> EXERCISE BRIEF: Please reproduce the entries that follow without a single difference.

━━ DATA UNDER STUDY ━━

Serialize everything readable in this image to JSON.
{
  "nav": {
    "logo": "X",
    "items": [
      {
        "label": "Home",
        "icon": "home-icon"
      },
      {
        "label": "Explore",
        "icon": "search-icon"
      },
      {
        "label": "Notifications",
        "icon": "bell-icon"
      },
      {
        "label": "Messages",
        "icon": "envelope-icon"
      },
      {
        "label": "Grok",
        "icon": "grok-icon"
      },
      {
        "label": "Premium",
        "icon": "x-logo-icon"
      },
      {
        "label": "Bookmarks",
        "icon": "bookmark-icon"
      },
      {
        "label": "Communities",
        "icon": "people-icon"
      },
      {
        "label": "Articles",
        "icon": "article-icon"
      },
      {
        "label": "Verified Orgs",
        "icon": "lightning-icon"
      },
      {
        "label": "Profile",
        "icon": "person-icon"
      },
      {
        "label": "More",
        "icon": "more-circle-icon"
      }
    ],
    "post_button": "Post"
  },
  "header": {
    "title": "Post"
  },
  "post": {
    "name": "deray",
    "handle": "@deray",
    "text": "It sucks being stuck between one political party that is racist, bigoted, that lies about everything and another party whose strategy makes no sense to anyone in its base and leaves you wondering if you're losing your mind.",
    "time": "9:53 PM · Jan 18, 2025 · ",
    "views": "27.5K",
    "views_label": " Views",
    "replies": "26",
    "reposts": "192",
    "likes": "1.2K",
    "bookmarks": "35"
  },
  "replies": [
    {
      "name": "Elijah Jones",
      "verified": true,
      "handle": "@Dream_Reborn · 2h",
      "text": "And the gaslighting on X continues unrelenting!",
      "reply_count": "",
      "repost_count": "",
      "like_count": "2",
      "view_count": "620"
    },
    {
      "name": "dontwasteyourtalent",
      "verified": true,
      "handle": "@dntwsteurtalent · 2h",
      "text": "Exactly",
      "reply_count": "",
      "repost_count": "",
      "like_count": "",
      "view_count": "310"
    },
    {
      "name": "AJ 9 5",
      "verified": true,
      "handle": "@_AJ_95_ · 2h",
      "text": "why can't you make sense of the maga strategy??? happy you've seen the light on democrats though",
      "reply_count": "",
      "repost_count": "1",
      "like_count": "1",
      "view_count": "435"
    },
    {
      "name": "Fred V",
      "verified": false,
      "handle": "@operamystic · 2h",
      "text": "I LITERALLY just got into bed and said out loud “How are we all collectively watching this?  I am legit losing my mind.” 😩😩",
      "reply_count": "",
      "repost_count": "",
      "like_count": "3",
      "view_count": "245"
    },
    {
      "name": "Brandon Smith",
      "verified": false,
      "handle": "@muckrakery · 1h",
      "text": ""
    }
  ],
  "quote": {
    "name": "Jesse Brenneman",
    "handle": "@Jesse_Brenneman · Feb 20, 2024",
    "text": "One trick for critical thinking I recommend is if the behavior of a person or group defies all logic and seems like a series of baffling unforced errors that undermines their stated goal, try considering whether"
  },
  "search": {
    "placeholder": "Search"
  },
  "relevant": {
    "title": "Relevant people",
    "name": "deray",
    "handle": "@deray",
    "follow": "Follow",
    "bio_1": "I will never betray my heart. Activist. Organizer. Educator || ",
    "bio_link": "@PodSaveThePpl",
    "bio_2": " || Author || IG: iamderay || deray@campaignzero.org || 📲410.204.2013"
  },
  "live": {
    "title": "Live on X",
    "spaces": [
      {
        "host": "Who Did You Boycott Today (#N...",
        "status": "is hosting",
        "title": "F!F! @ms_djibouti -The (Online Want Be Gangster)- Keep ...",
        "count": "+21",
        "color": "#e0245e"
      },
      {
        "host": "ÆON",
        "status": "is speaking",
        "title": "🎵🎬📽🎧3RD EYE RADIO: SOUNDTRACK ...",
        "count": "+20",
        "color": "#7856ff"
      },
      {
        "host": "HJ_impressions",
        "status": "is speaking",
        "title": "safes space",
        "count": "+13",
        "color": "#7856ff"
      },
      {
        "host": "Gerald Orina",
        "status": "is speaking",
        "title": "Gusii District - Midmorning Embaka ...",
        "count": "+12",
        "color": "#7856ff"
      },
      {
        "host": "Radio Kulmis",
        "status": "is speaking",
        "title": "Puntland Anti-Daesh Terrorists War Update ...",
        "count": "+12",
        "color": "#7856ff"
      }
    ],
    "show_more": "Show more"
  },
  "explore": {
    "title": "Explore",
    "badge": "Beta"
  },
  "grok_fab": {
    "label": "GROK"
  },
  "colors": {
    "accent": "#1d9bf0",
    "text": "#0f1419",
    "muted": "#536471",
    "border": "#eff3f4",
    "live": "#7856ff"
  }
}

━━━

> RESULT OF THE TASK:
Serialize everything readable in this image to JSON.
{
  "nav": {
    "logo": "X",
    "items": [
      {
        "label": "Home",
        "icon": "home-icon"
      },
      {
        "label": "Explore",
        "icon": "search-icon"
      },
      {
        "label": "Notifications",
        "icon": "bell-icon"
      },
      {
        "label": "Messages",
        "icon": "envelope-icon"
      },
      {
        "label": "Grok",
        "icon": "grok-icon"
      },
      {
        "label": "Premium",
        "icon": "x-logo-icon"
      },
      {
        "label": "Bookmarks",
        "icon": "bookmark-icon"
      },
      {
        "label": "Communities",
        "icon": "people-icon"
      },
      {
        "label": "Articles",
        "icon": "article-icon"
      },
      {
        "label": "Verified Orgs",
        "icon": "lightning-icon"
      },
      {
        "label": "Profile",
        "icon": "person-icon"
      },
      {
        "label": "More",
        "icon": "more-circle-icon"
      }
    ],
    "post_button": "Post"
  },
  "header": {
    "title": "Post"
  },
  "post": {
    "name": "deray",
    "handle": "@deray",
    "text": "It sucks being stuck between one political party that is racist, bigoted, that lies about everything and another party whose strategy makes no sense to anyone in its base and leaves you wondering if you're losing your mind.",
    "time": "9:53 PM · Jan 18, 2025 · ",
    "views": "27.5K",
    "views_label": " Views",
    "replies": "26",
    "reposts": "192",
    "likes": "1.2K",
    "bookmarks": "35"
  },
  "replies": [
    {
      "name": "Elijah Jones",
      "verified": true,
      "handle": "@Dream_Reborn · 2h",
      "text": "And the gaslighting on X continues unrelenting!",
      "reply_count": "",
      "repost_count": "",
      "like_count": "2",
      "view_count": "620"
    },
    {
      "name": "dontwasteyourtalent",
      "verified": true,
      "handle": "@dntwsteurtalent · 2h",
      "text": "Exactly",
      "reply_count": "",
      "repost_count": "",
      "like_count": "",
      "view_count": "310"
    },
    {
      "name": "AJ 9 5",
      "verified": true,
      "handle": "@_AJ_95_ · 2h",
      "text": "why can't you make sense of the maga strategy??? happy you've seen the light on democrats though",
      "reply_count": "",
      "repost_count": "1",
      "like_count": "1",
      "view_count": "435"
    },
    {
      "name": "Fred V",
      "verified": false,
      "handle": "@operamystic · 2h",
      "text": "I LITERALLY just got into bed and said out loud “How are we all collectively watching this?  I am legit losing my mind.” 😩😩",
      "reply_count": "",
      "repost_count": "",
      "like_count": "3",
      "view_count": "245"
    },
    {
      "name": "Brandon Smith",
      "verified": false,
      "handle": "@muckrakery · 1h",
      "text": ""
    }
  ],
  "quote": {
    "name": "Jesse Brenneman",
    "handle": "@Jesse_Brenneman · Feb 20, 2024",
    "text": "One trick for critical thinking I recommend is if the behavior of a person or group defies all logic and seems like a series of baffling unforced errors that undermines their stated goal, try considering whether"
  },
  "search": {
    "placeholder": "Search"
  },
  "relevant": {
    "title": "Relevant people",
    "name": "deray",
    "handle": "@deray",
    "follow": "Follow",
    "bio_1": "I will never betray my heart. Activist. Organizer. Educator || ",
    "bio_link": "@PodSaveThePpl",
    "bio_2": " || Author || IG: iamderay || deray@campaignzero.org || 📲410.204.2013"
  },
  "live": {
    "title": "Live on X",
    "spaces": [
      {
        "host": "Who Did You Boycott Today (#N...",
        "status": "is hosting",
        "title": "F!F! @ms_djibouti -The (Online Want Be Gangster)- Keep ...",
        "count": "+21",
        "color": "#e0245e"
      },
      {
        "host": "ÆON",
        "status": "is speaking",
        "title": "🎵🎬📽🎧3RD EYE RADIO: SOUNDTRACK ...",
        "count": "+20",
        "color": "#7856ff"
      },
      {
        "host": "HJ_impressions",
        "status": "is speaking",
        "title": "safes space",
        "count": "+13",
        "color": "#7856ff"
      },
      {
        "host": "Gerald Orina",
        "status": "is speaking",
        "title": "Gusii District - Midmorning Embaka ...",
        "count": "+12",
        "color": "#7856ff"
      },
      {
        "host": "Radio Kulmis",
        "status": "is speaking",
        "title": "Puntland Anti-Daesh Terrorists War Update ...",
        "count": "+12",
        "color": "#7856ff"
      }
    ],
    "show_more": "Show more"
  },
  "explore": {
    "title": "Explore",
    "badge": "Beta"
  },
  "grok_fab": {
    "label": "GROK"
  },
  "colors": {
    "accent": "#1d9bf0",
    "text": "#0f1419",
    "muted": "#536471",
    "border": "#eff3f4",
    "live": "#7856ff"
  }
}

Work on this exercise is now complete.